rhythm is so different than any other Kurosawa film. I think he captures,
as few film artists have, the different sense of time one has in the
outdoors, the vast strangeness of nature, and how it contrasts with
life in a town or city. When people walk through a forest in Dersu
Uzala, or plod through deep snow to get to a kill, it has the same
quiet feeling that such actions have in real life. Kurosawa possessed
the kind of talent that would make such a difficult effect look simple.
Because of the film's special feeling for the natural world, the progression
of the relationship between the two main characters is as real, and
inevitable, as the changes in the seasons. The picture is never boring
- it transported me to its world with seeming effortlessness, my mind
absorbed in its calm regard for human beings' essential goodness.
It is interesting that this film, the only one by Kurosawa that does
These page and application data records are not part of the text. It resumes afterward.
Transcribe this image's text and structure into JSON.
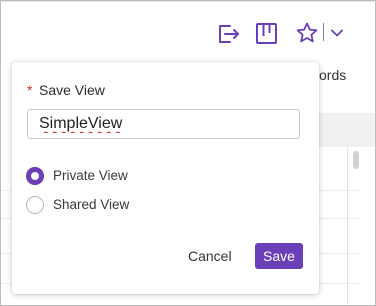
{
  "toolbar": {
    "icons": [
      "export-icon",
      "board-icon",
      "star-icon",
      "chevron-down-icon"
    ],
    "accent_color": "#6a3fb8"
  },
  "background": {
    "records_text": "ords"
  },
  "save_view_dialog": {
    "required_marker": "*",
    "title": "Save View",
    "name_value": "SimpleView",
    "options": [
      {
        "label": "Private View",
        "selected": true
      },
      {
        "label": "Shared View",
        "selected": false
      }
    ],
    "cancel_label": "Cancel",
    "save_label": "Save"
  },
  "colors": {
    "primary": "#6a3fb8",
    "required": "#d0322f"
  }
}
not employ Japanese settings or actors, has none of the emotional turbulence
that has so often been a feature in his work. Perhaps the Japanese and
Russian temperaments, if I can generalize in such a way, differ fundamentally
in their expression. I imagine, too, that the director's physical distance
from his homeland created an artistic distance from the material that
helped, rather than hindered, his creative force. For whatever reason,
the movie demonstrates that Kurosawa's genius was not confined to national
Dersu Uzala shifts to the world of civilization in its final
section, evoking sadness for what, it now seems, we have all lost. But
even then, Kurosawa's gaze is steady and serene, without anger, the
film's wisdom one with that of Dersu. This movie is a treasure, a spiritual
legacy from one of the all-time masters of the art.
©2002 Chris Dashiell